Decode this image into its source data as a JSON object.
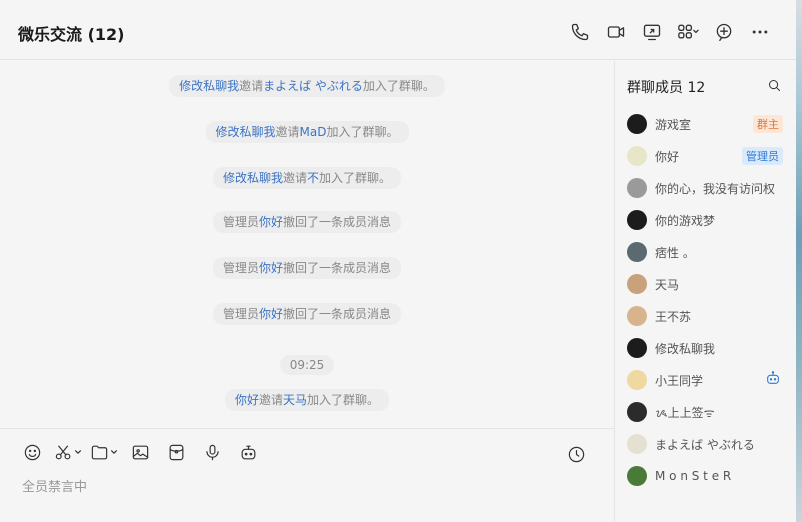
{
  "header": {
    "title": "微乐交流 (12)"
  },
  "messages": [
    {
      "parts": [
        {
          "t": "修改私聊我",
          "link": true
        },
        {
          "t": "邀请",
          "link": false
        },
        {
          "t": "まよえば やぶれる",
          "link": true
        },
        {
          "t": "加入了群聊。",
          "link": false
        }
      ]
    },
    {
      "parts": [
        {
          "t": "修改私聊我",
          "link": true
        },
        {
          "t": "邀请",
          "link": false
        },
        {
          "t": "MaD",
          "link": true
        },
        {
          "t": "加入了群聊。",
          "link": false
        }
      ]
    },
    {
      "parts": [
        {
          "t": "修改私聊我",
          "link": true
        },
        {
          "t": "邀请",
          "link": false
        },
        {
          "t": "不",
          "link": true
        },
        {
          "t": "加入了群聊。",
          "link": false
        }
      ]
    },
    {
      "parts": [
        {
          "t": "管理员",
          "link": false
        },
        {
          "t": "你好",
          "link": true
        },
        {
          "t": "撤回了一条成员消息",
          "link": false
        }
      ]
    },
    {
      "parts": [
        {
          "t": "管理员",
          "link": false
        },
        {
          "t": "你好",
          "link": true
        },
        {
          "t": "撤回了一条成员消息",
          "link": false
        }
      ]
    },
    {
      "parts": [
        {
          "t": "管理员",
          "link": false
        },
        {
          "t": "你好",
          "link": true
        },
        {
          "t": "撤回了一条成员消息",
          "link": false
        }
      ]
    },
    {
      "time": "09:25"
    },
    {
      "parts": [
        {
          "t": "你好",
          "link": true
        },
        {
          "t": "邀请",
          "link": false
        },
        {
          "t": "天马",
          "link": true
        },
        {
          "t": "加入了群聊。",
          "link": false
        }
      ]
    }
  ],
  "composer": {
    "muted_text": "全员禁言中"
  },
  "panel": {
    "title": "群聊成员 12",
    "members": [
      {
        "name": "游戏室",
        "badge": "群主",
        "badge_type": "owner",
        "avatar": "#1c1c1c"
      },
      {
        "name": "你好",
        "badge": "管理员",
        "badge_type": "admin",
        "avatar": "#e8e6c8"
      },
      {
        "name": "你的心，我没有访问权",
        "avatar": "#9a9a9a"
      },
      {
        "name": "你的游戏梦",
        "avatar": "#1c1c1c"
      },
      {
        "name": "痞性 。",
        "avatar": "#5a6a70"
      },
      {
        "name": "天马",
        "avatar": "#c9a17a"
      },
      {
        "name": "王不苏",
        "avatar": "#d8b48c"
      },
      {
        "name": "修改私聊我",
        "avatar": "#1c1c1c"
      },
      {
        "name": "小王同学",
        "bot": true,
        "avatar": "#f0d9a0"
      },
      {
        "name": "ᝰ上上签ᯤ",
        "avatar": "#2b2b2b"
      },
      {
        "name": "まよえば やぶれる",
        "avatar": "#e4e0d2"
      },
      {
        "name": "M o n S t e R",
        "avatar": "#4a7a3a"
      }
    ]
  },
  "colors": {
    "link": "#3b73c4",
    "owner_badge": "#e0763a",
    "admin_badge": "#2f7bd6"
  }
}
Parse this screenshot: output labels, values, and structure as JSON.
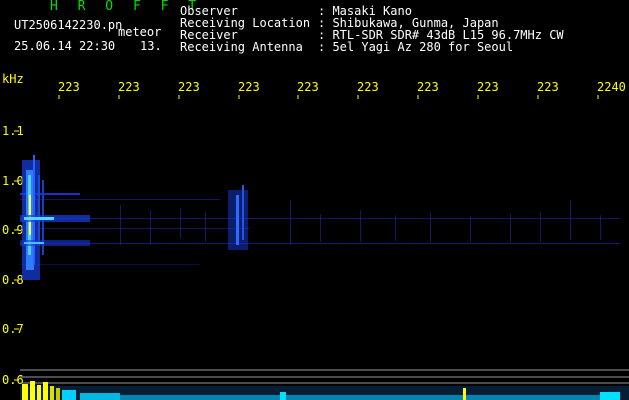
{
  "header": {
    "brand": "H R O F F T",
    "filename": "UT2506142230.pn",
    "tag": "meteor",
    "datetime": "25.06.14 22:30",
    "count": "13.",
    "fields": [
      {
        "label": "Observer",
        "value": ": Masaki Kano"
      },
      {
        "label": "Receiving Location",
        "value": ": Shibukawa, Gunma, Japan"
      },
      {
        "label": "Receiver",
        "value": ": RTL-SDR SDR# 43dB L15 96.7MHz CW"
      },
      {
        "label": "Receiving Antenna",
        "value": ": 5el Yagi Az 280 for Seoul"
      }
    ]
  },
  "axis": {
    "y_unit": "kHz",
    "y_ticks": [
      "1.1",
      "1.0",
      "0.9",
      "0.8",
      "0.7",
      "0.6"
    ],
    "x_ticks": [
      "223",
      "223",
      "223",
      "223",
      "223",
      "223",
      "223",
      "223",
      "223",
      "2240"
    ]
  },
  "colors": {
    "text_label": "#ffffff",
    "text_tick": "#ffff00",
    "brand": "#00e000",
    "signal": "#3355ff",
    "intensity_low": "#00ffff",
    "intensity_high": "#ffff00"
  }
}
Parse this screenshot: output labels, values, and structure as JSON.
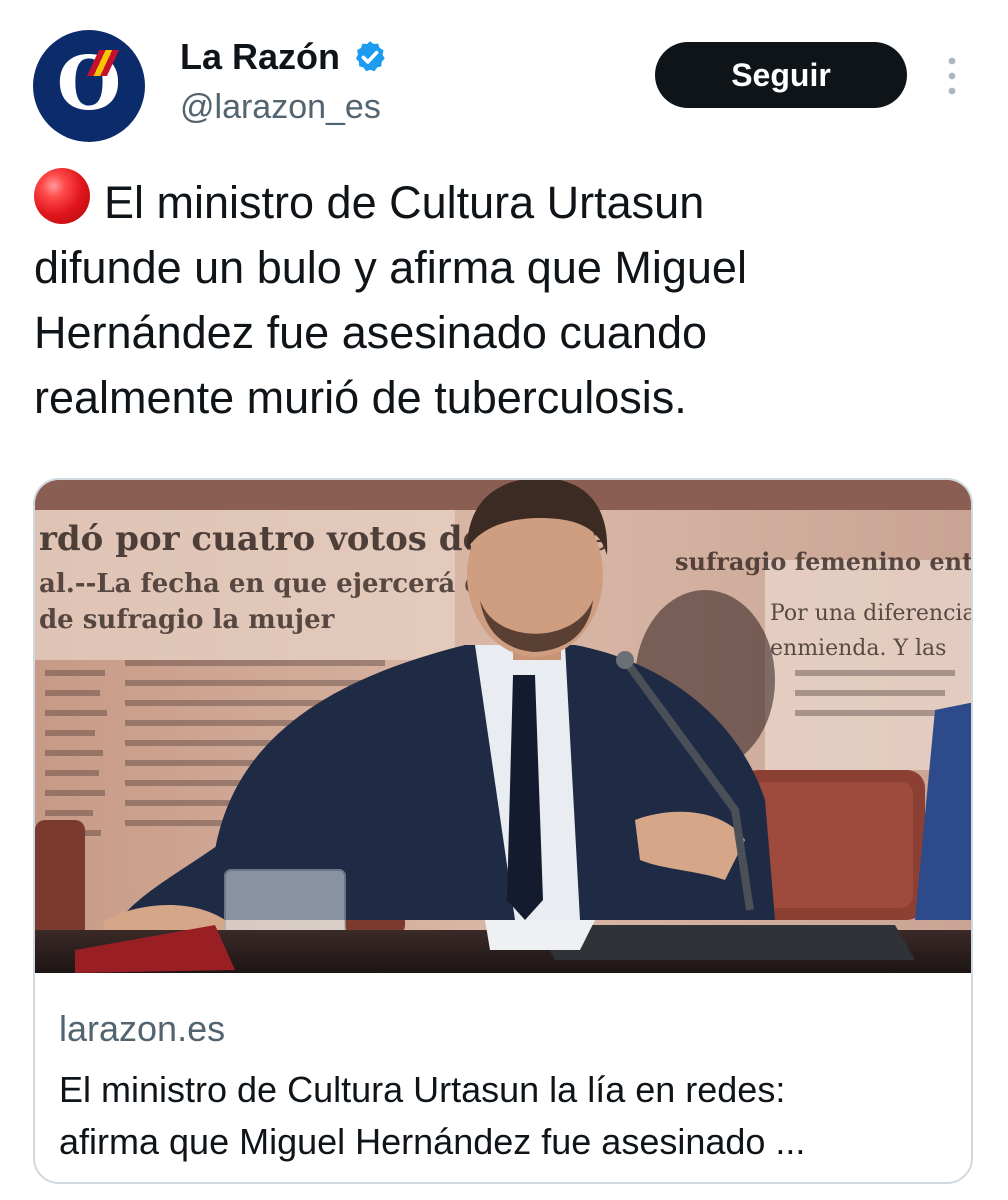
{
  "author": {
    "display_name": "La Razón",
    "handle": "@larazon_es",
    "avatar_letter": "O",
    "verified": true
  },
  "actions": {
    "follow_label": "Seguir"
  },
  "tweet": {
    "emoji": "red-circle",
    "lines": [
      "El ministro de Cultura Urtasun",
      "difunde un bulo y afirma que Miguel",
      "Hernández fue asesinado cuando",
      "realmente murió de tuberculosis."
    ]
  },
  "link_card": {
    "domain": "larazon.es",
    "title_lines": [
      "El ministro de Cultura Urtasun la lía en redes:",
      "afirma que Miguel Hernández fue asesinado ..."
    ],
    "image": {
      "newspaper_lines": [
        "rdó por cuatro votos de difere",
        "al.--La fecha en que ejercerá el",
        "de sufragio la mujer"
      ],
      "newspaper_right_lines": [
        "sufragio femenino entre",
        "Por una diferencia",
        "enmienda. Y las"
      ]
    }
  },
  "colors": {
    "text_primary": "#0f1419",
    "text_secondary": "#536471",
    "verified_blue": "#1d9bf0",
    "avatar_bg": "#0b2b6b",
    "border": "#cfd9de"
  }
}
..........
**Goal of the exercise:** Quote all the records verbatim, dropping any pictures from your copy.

**Response to this task:**
Decode this image into its source data as a JSON object.
{
  "header": {
    "title": "微乐交流 (12)"
  },
  "messages": [
    {
      "parts": [
        {
          "t": "修改私聊我",
          "link": true
        },
        {
          "t": "邀请",
          "link": false
        },
        {
          "t": "まよえば やぶれる",
          "link": true
        },
        {
          "t": "加入了群聊。",
          "link": false
        }
      ]
    },
    {
      "parts": [
        {
          "t": "修改私聊我",
          "link": true
        },
        {
          "t": "邀请",
          "link": false
        },
        {
          "t": "MaD",
          "link": true
        },
        {
          "t": "加入了群聊。",
          "link": false
        }
      ]
    },
    {
      "parts": [
        {
          "t": "修改私聊我",
          "link": true
        },
        {
          "t": "邀请",
          "link": false
        },
        {
          "t": "不",
          "link": true
        },
        {
          "t": "加入了群聊。",
          "link": false
        }
      ]
    },
    {
      "parts": [
        {
          "t": "管理员",
          "link": false
        },
        {
          "t": "你好",
          "link": true
        },
        {
          "t": "撤回了一条成员消息",
          "link": false
        }
      ]
    },
    {
      "parts": [
        {
          "t": "管理员",
          "link": false
        },
        {
          "t": "你好",
          "link": true
        },
        {
          "t": "撤回了一条成员消息",
          "link": false
        }
      ]
    },
    {
      "parts": [
        {
          "t": "管理员",
          "link": false
        },
        {
          "t": "你好",
          "link": true
        },
        {
          "t": "撤回了一条成员消息",
          "link": false
        }
      ]
    },
    {
      "time": "09:25"
    },
    {
      "parts": [
        {
          "t": "你好",
          "link": true
        },
        {
          "t": "邀请",
          "link": false
        },
        {
          "t": "天马",
          "link": true
        },
        {
          "t": "加入了群聊。",
          "link": false
        }
      ]
    }
  ],
  "composer": {
    "muted_text": "全员禁言中"
  },
  "panel": {
    "title": "群聊成员 12",
    "members": [
      {
        "name": "游戏室",
        "badge": "群主",
        "badge_type": "owner",
        "avatar": "#1c1c1c"
      },
      {
        "name": "你好",
        "badge": "管理员",
        "badge_type": "admin",
        "avatar": "#e8e6c8"
      },
      {
        "name": "你的心，我没有访问权",
        "avatar": "#9a9a9a"
      },
      {
        "name": "你的游戏梦",
        "avatar": "#1c1c1c"
      },
      {
        "name": "痞性 。",
        "avatar": "#5a6a70"
      },
      {
        "name": "天马",
        "avatar": "#c9a17a"
      },
      {
        "name": "王不苏",
        "avatar": "#d8b48c"
      },
      {
        "name": "修改私聊我",
        "avatar": "#1c1c1c"
      },
      {
        "name": "小王同学",
        "bot": true,
        "avatar": "#f0d9a0"
      },
      {
        "name": "ᝰ上上签ᯤ",
        "avatar": "#2b2b2b"
      },
      {
        "name": "まよえば やぶれる",
        "avatar": "#e4e0d2"
      },
      {
        "name": "M o n S t e R",
        "avatar": "#4a7a3a"
      }
    ]
  },
  "colors": {
    "link": "#3b73c4",
    "owner_badge": "#e0763a",
    "admin_badge": "#2f7bd6"
  }
}
Parse this screenshot: output labels, values, and structure as JSON.
{
  "header": {
    "brand": "H R O F F T",
    "filename": "UT2506142230.pn",
    "tag": "meteor",
    "datetime": "25.06.14 22:30",
    "count": "13.",
    "fields": [
      {
        "label": "Observer",
        "value": ": Masaki Kano"
      },
      {
        "label": "Receiving Location",
        "value": ": Shibukawa, Gunma, Japan"
      },
      {
        "label": "Receiver",
        "value": ": RTL-SDR SDR# 43dB L15 96.7MHz CW"
      },
      {
        "label": "Receiving Antenna",
        "value": ": 5el Yagi Az 280 for Seoul"
      }
    ]
  },
  "axis": {
    "y_unit": "kHz",
    "y_ticks": [
      "1.1",
      "1.0",
      "0.9",
      "0.8",
      "0.7",
      "0.6"
    ],
    "x_ticks": [
      "223",
      "223",
      "223",
      "223",
      "223",
      "223",
      "223",
      "223",
      "223",
      "2240"
    ]
  },
  "colors": {
    "text_label": "#ffffff",
    "text_tick": "#ffff00",
    "brand": "#00e000",
    "signal": "#3355ff",
    "intensity_low": "#00ffff",
    "intensity_high": "#ffff00"
  }
}
Parse this screenshot: output labels, values, and structure as JSON.
{
  "author": {
    "display_name": "La Razón",
    "handle": "@larazon_es",
    "avatar_letter": "O",
    "verified": true
  },
  "actions": {
    "follow_label": "Seguir"
  },
  "tweet": {
    "emoji": "red-circle",
    "lines": [
      "El ministro de Cultura Urtasun",
      "difunde un bulo y afirma que Miguel",
      "Hernández fue asesinado cuando",
      "realmente murió de tuberculosis."
    ]
  },
  "link_card": {
    "domain": "larazon.es",
    "title_lines": [
      "El ministro de Cultura Urtasun la lía en redes:",
      "afirma que Miguel Hernández fue asesinado ..."
    ],
    "image": {
      "newspaper_lines": [
        "rdó por cuatro votos de difere",
        "al.--La fecha en que ejercerá el",
        "de sufragio la mujer"
      ],
      "newspaper_right_lines": [
        "sufragio femenino entre",
        "Por una diferencia",
        "enmienda. Y las"
      ]
    }
  },
  "colors": {
    "text_primary": "#0f1419",
    "text_secondary": "#536471",
    "verified_blue": "#1d9bf0",
    "avatar_bg": "#0b2b6b",
    "border": "#cfd9de"
  }
}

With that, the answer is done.